There are many different types of courage. The physical courage it takes to put yourself in harm’s way in order to keep others safe. But, when I say courage, I mean more than that.
● Courage is taking action and accepting risk when necessary.
● Being open to change and engaging with new ideas.
● Doing what needs to be done and saying what needs to be said because it is right.
● And that kind of courage is what’s needed in all of us, whatever our careers, whatever our paths in life.
For me recently, courage has meant being bold. Standing up the first new military service in more than 70 years doesn’t mean doing things the same way we’ve always done them. We’ve had to take risks and be creative, and as I’ve told my team, being bold takes courage.
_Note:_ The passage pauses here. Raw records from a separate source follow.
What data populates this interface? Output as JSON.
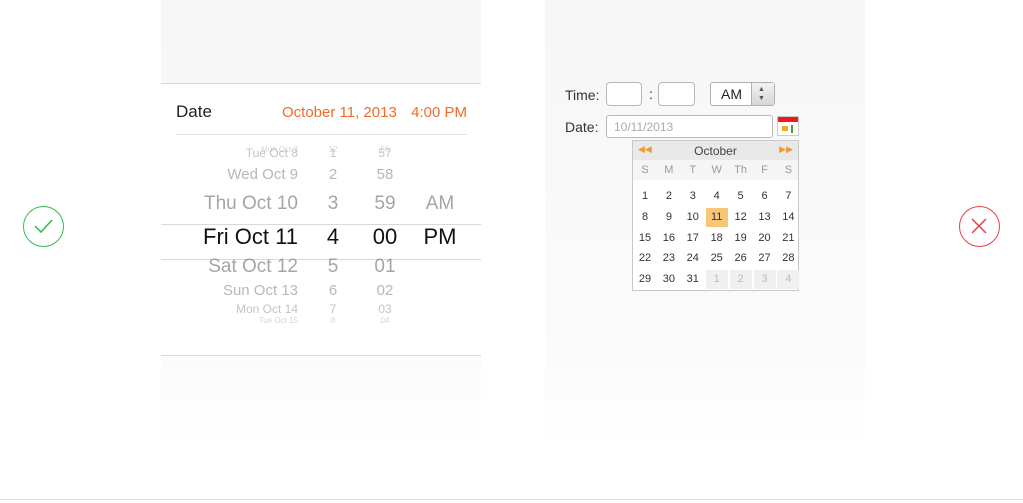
{
  "left": {
    "label": "Date",
    "selected_date": "October 11, 2013",
    "selected_time": "4:00 PM",
    "rows": [
      {
        "day": "Mon Oct 7",
        "hour": "12",
        "min": "56",
        "ampm": ""
      },
      {
        "day": "Tue Oct 8",
        "hour": "1",
        "min": "57",
        "ampm": ""
      },
      {
        "day": "Wed Oct 9",
        "hour": "2",
        "min": "58",
        "ampm": ""
      },
      {
        "day": "Thu Oct 10",
        "hour": "3",
        "min": "59",
        "ampm": "AM"
      },
      {
        "day": "Fri Oct 11",
        "hour": "4",
        "min": "00",
        "ampm": "PM"
      },
      {
        "day": "Sat Oct 12",
        "hour": "5",
        "min": "01",
        "ampm": ""
      },
      {
        "day": "Sun Oct 13",
        "hour": "6",
        "min": "02",
        "ampm": ""
      },
      {
        "day": "Mon Oct 14",
        "hour": "7",
        "min": "03",
        "ampm": ""
      },
      {
        "day": "Tue Oct 15",
        "hour": "8",
        "min": "04",
        "ampm": ""
      }
    ],
    "badge_icon": "checkmark-icon",
    "badge_color": "#2fbf4a"
  },
  "right": {
    "time_label": "Time:",
    "colon": ":",
    "hour_value": "",
    "minute_value": "",
    "ampm_value": "AM",
    "date_label": "Date:",
    "date_placeholder": "10/11/2013",
    "calendar": {
      "month": "October",
      "prev_icon": "double-left-arrow-icon",
      "next_icon": "double-right-arrow-icon",
      "dow": [
        "S",
        "M",
        "T",
        "W",
        "Th",
        "F",
        "S"
      ],
      "weeks": [
        [
          "1",
          "2",
          "3",
          "4",
          "5",
          "6",
          "7"
        ],
        [
          "8",
          "9",
          "10",
          "11",
          "12",
          "13",
          "14"
        ],
        [
          "15",
          "16",
          "17",
          "18",
          "19",
          "20",
          "21"
        ],
        [
          "22",
          "23",
          "24",
          "25",
          "26",
          "27",
          "28"
        ],
        [
          "29",
          "30",
          "31",
          "1",
          "2",
          "3",
          "4"
        ]
      ],
      "selected": "11"
    },
    "badge_icon": "x-icon",
    "badge_color": "#e8404a"
  },
  "colors": {
    "accent_orange": "#f26a2a",
    "calendar_highlight": "#f7c679"
  }
}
Think about what courage means to you. It might mean bringing new ideas, or a new perspective. It might mean bringing a new technology to your business. Don’t hold back! Dream big, and deliver.
The second of our Space Force values is commitment.
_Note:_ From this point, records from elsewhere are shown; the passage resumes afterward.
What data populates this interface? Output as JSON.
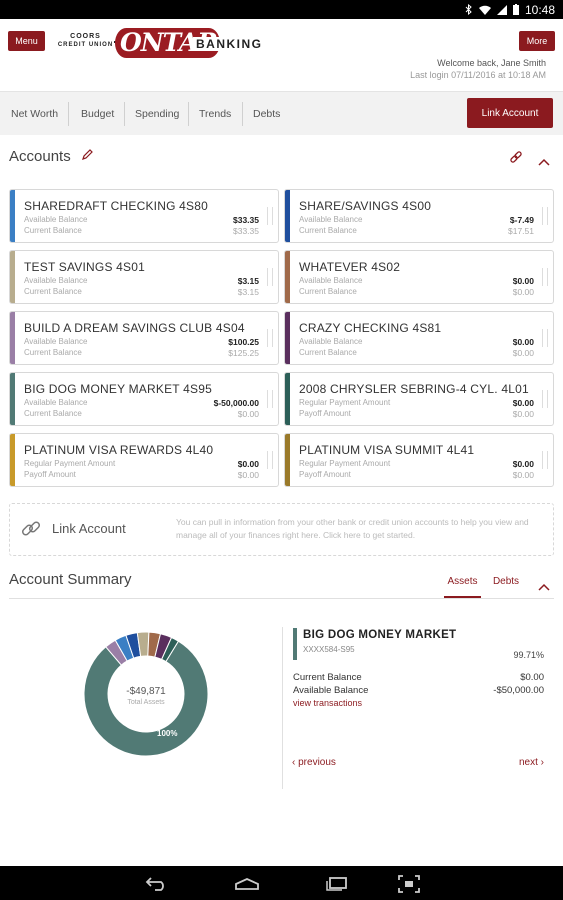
{
  "status_bar": {
    "time": "10:48"
  },
  "header": {
    "menu_label": "Menu",
    "more_label": "More",
    "logo_coors": "COORS",
    "logo_credit_union": "CREDIT UNION",
    "logo_ontap": "ONTAP",
    "logo_banking": "BANKING",
    "welcome": "Welcome back, Jane Smith",
    "last_login": "Last login 07/11/2016 at 10:18 AM"
  },
  "nav": {
    "items": [
      "Net Worth",
      "Budget",
      "Spending",
      "Trends",
      "Debts"
    ],
    "link_account_button": "Link Account"
  },
  "accounts": {
    "title": "Accounts",
    "cards": [
      {
        "name": "SHAREDRAFT CHECKING  4S80",
        "label1": "Available Balance",
        "value1": "$33.35",
        "label2": "Current Balance",
        "value2": "$33.35",
        "color": "#3b7fc4"
      },
      {
        "name": "SHARE/SAVINGS  4S00",
        "label1": "Available Balance",
        "value1": "$-7.49",
        "label2": "Current Balance",
        "value2": "$17.51",
        "color": "#1f4f9e"
      },
      {
        "name": "TEST SAVINGS  4S01",
        "label1": "Available Balance",
        "value1": "$3.15",
        "label2": "Current Balance",
        "value2": "$3.15",
        "color": "#b8ad8e"
      },
      {
        "name": "WHATEVER  4S02",
        "label1": "Available Balance",
        "value1": "$0.00",
        "label2": "Current Balance",
        "value2": "$0.00",
        "color": "#a06a4a"
      },
      {
        "name": "BUILD A DREAM SAVINGS CLUB  4S04",
        "label1": "Available Balance",
        "value1": "$100.25",
        "label2": "Current Balance",
        "value2": "$125.25",
        "color": "#9a7fa6"
      },
      {
        "name": "CRAZY CHECKING  4S81",
        "label1": "Available Balance",
        "value1": "$0.00",
        "label2": "Current Balance",
        "value2": "$0.00",
        "color": "#5a2f5e"
      },
      {
        "name": "BIG DOG MONEY MARKET  4S95",
        "label1": "Available Balance",
        "value1": "$-50,000.00",
        "label2": "Current Balance",
        "value2": "$0.00",
        "color": "#517a75"
      },
      {
        "name": "2008 CHRYSLER SEBRING-4 CYL.  4L01",
        "label1": "Regular Payment Amount",
        "value1": "$0.00",
        "label2": "Payoff Amount",
        "value2": "$0.00",
        "color": "#2c5f58"
      },
      {
        "name": "PLATINUM VISA REWARDS  4L40",
        "label1": "Regular Payment Amount",
        "value1": "$0.00",
        "label2": "Payoff Amount",
        "value2": "$0.00",
        "color": "#c89a2a"
      },
      {
        "name": "PLATINUM VISA SUMMIT  4L41",
        "label1": "Regular Payment Amount",
        "value1": "$0.00",
        "label2": "Payoff Amount",
        "value2": "$0.00",
        "color": "#9a7a2a"
      }
    ]
  },
  "link_row": {
    "label": "Link Account",
    "description": "You can pull in information from your other bank or credit union accounts to help you view and manage all of your finances right here. Click here to get started."
  },
  "summary": {
    "title": "Account Summary",
    "tab_assets": "Assets",
    "tab_debts": "Debts",
    "donut_total": "-$49,871",
    "donut_sub": "Total Assets",
    "donut_pct": "100%",
    "donut_segments": [
      {
        "fraction": 0.8,
        "color": "#517a75"
      },
      {
        "fraction": 0.03,
        "color": "#9a7fa6"
      },
      {
        "fraction": 0.03,
        "color": "#3b7fc4"
      },
      {
        "fraction": 0.03,
        "color": "#1f4f9e"
      },
      {
        "fraction": 0.03,
        "color": "#b8ad8e"
      },
      {
        "fraction": 0.03,
        "color": "#a06a4a"
      },
      {
        "fraction": 0.03,
        "color": "#5a2f5e"
      },
      {
        "fraction": 0.02,
        "color": "#2c5f58"
      }
    ],
    "detail": {
      "name": "BIG DOG MONEY MARKET",
      "account": "XXXX584-S95",
      "percent": "99.71%",
      "current_label": "Current Balance",
      "current_value": "$0.00",
      "available_label": "Available Balance",
      "available_value": "-$50,000.00",
      "view_transactions": "view transactions"
    },
    "prev_label": "previous",
    "next_label": "next"
  }
}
All of you already know something about commitment. It took commitment to apply to and get accepted into UND. It took commitment to make it through tough classes.
It took commitment to work on this degree for four years, or maybe even longer, and I’m sure each and every one of you were challenged in one way or another along the way.
You stuck with it, or you wouldn’t be here right now.
And it’s going to take even more commitment as you go forward from here.
You’ll need to set high standards – don’t settle for mediocrity. For those entering into the military – please stand. For those who just got commissioned, please stand. Thank you for your service. I’ll bet that when you raised your right hand, you didn’t want to join a so-so military, you wanted to be a part of the world’s best.
That holds true for each of you no matter what profession you pursue. Strive to be the best… set very high standards and hold yourself and those that you are privileged to lead accountable to meet those standards.
Our third value is connection.
● We have all, over the past two and a half years of quarantines, masks, remote classes, and social distancing, been reminded of how vital connection can be. But many of you might be surprised that connection is one of the core values of a military service.
However, it makes a lot of sense when you think about space. Space is a vital global interest. There are no borders where “that side is yours and this side is mine” – it is a global domain we all share. It has to be a team effort.
And winning teammates have a special connection. They treat each other with respect. They tap into the best each other have to offer. They are stronger together than they are individually. They work together, not just to profit from a transaction, but because they agree on a common purpose.
Our final Space Force value is character.
Character defines who you really are. The actions we take—both the small ones on a daily basis and the big ones in a moment of crisis—are a reflection of your character.
You are going to be put in positions where it will be easier to give your integrity away and make the wrong decision than it will be to make the tougher right decision. Always make the right decision. You will be defined by your character…nobody can take that from you, you can only give it away. I would encourage you not to do so.
It’s a lot harder to actually do the right thing especially when no one is looking, when no one applauds, when the only reward you get is the certainty, within yourself, that you did the right thing.
Finally, if you take nothing else from this address, I’d ask you to be a good person. Treat everyone with dignity and respect.
This will sound familiar to anyone who was here this morning for the graduate commencement ceremony, but I’m a big country music fan.
I can’t put it any better than Tim McGraw in his song Humble and Kind:
- Hold the door, say please, say thank you
- Don’t steal, don’t cheat, don’t lie
- I know you have mountains to climb,
- But always stay humble and kind!
Thanks so much for having me here and letting me share a few thoughts with you. My sincere congratulations to each and every one of you. Mollie and I wish you all the best in the future. Now go climb that mountain and make a difference! Thank you.